Richardson to Lobby for 'Fast-Track' BillBy Peter Baker
Washington Post Staff Writer
Thursday, October 23 1997; Page A08
Bill Richardson has made a name parachuting into hopeless situations and beating the odds freeing a U.S. pilot shot down over North Korea, liberating Red Cross workers held hostage in Sudan, recovering captives from Iraq, Burma, Bangladesh and Cuba.
Now President Clinton has another rescue mission for Richardson: Save his "fast-track" free-trade plan.
With the legislation in deep trouble in Congress, Clinton has summoned Richardson to return to Washington from New York, where he is U.S. ambassador to the United Nations, to work the same magic on Capitol Hill that has succeeded for him in foreign capitals. "Here's a guy who's accustomed to picking up a basket case," a senior White House official said yesterday.
The decision to temporarily recall Richardson from diplomatic duty is a telling sign of just how rough the sledding has been for the administration as it tries to persuade Congress to expand Clinton's authority to negotiate international trade agreements. With just a couple of weeks before lawmakers leave town, Clinton is running out of time to change some minds and meet his goal of winning passage by the end of the year. If the matter is postponed until next year, aides believe, their chances may be doomed.
The fast-track legislation would permit the president to broker trade pacts that can be rejected by Congress but not amended, just as previous executives could do. Clinton considers such authority critical to maintaining the nation's economic strength in global markets, but union leaders and environmentalists believe it will make it easier for companies to avoid U.S. labor and pollution standards.
As a result, most House Democrats have rebuffed their president, with some vote counts putting the number of his supporters within the party as low as 16.
Frustrated by the resistance, Clinton decided to call in Richardson as the two toured South America last week. They had been discussing the fate of fast track in connection with what they were seeing in Latin America.
Richardson, who represented New Mexico in the House for 14 years before accepting his current assignment last winter, began telling war stories about the fight over the North American Free Trade Agreement in 1993, according to administration officials. As the Democrats' chief deputy whip, Richardson was a key player in rounding up votes for NAFTA and regaled Clinton with tales of his one-on-one arm-twisting sessions.
Once Clinton returned to Washington, he consulted with Chief of Staff Erskine B. Bowles and telephoned Richardson on Monday to ask him to devote most of the next two weeks to the task. He will work out of the White House complex but operate "semi-autonomously," according to a Clinton aide.
"He can make a big difference because he's particularly effective in understanding what the concerns of a member are in terms of his own district," the aide said. "And he's also traveled the world to see the effects of free trade."

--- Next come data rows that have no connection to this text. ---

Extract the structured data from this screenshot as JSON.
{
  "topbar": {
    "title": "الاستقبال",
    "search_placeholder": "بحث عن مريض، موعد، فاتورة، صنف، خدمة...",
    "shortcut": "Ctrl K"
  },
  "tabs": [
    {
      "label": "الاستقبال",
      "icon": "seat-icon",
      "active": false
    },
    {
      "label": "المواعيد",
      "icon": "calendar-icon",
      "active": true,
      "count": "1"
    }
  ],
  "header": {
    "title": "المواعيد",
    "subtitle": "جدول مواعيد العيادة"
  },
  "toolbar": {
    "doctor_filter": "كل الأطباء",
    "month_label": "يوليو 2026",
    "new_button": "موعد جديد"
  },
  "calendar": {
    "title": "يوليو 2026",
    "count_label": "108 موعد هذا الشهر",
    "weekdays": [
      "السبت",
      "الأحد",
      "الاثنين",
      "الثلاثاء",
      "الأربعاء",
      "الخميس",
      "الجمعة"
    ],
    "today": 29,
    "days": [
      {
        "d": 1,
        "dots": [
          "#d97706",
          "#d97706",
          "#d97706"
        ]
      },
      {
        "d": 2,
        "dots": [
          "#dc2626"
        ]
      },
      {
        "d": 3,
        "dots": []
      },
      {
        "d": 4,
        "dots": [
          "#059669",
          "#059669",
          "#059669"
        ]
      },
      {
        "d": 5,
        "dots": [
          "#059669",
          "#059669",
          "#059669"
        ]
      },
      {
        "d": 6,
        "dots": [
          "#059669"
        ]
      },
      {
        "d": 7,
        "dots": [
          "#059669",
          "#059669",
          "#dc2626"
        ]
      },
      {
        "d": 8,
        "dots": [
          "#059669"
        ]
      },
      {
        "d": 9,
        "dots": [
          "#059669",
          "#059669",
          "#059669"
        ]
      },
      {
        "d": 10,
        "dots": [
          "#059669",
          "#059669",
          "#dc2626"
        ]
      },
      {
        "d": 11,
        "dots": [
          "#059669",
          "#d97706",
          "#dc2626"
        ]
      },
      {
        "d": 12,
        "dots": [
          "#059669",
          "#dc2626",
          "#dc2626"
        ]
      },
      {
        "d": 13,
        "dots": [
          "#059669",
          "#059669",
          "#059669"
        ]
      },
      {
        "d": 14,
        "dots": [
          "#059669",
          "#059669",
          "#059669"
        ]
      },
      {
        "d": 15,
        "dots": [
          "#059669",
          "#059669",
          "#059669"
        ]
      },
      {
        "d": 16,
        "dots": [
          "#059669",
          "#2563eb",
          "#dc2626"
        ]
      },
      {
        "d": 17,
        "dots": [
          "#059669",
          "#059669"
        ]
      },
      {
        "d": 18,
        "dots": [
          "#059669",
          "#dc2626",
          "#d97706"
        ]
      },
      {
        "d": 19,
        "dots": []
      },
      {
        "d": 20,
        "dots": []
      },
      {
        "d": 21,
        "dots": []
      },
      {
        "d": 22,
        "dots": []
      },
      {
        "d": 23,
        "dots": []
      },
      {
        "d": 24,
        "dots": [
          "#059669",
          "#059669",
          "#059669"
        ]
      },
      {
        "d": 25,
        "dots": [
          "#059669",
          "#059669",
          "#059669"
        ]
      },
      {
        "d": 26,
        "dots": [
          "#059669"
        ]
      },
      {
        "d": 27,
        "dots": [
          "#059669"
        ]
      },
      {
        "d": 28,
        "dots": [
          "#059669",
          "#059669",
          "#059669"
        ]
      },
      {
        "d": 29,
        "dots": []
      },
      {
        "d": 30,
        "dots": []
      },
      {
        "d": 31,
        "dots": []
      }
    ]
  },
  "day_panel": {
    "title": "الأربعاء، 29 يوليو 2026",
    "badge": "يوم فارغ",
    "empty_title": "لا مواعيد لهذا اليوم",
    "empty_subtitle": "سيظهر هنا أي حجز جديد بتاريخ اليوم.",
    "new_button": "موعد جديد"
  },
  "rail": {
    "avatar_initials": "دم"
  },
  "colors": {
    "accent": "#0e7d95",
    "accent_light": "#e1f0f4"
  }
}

The White House is counting on Richardson to turn around the House, where it faces the most opposition. A bipartisan group of House members told a news conference yesterday that there are about 150 votes against fast track now and about 86 for it. "This is not going to be pushed and steamrolled through here," said Rep. Robert W. Ney (R-Ohio). "We are going to fight back with a coalition that is going to stop this from occurring and start thinking about American jobs and not foreign jobs."
Clinton yesterday focused on the Senate, where he believes he may have more support, personally lobbying some senators invited to the White House.
Secretary of State Madeleine K. Albright and Treasury Secretary Robert E. Rubin will make his case publicly today with a joint appearance before the U.S. Chamber of Commerce.